TASK DETAILS » Filtering the records below, copy only those lines that include the word "update".

Web page and app entries
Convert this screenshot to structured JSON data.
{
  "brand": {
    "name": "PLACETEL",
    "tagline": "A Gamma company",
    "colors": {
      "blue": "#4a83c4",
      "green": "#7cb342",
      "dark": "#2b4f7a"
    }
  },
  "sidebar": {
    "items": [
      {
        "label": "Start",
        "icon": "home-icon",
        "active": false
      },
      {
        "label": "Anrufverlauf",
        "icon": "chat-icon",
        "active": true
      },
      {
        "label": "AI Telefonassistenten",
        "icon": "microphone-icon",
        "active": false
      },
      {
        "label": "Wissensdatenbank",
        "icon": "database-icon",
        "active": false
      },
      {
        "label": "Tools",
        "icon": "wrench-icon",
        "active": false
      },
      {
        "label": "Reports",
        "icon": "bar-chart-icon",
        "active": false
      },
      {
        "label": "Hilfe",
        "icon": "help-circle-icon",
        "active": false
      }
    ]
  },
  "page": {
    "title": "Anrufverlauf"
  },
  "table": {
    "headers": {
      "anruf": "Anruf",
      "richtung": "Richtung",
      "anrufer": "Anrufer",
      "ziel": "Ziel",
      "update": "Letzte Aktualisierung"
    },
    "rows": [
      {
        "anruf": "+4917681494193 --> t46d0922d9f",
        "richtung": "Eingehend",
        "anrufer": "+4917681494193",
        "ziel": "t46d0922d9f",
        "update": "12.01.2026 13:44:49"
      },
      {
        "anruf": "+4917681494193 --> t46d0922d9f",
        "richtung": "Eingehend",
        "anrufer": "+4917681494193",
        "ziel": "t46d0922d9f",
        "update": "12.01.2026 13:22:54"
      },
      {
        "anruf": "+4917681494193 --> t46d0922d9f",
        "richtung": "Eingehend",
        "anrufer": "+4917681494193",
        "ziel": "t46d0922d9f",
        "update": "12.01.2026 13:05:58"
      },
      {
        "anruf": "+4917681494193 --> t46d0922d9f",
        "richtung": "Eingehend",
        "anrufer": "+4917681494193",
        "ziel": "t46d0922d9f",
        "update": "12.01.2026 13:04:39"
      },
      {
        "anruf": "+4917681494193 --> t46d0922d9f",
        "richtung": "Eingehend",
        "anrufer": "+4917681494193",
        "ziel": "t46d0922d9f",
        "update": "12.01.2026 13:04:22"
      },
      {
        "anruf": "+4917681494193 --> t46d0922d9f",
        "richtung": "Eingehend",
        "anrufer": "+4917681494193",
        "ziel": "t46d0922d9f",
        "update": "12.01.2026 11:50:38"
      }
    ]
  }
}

EXERCISE RESULT »
      "update": "Letzte Aktualisierung"
        "update": "12.01.2026 13:44:49"
        "update": "12.01.2026 13:22:54"
        "update": "12.01.2026 13:05:58"
        "update": "12.01.2026 13:04:39"
        "update": "12.01.2026 13:04:22"
        "update": "12.01.2026 11:50:38"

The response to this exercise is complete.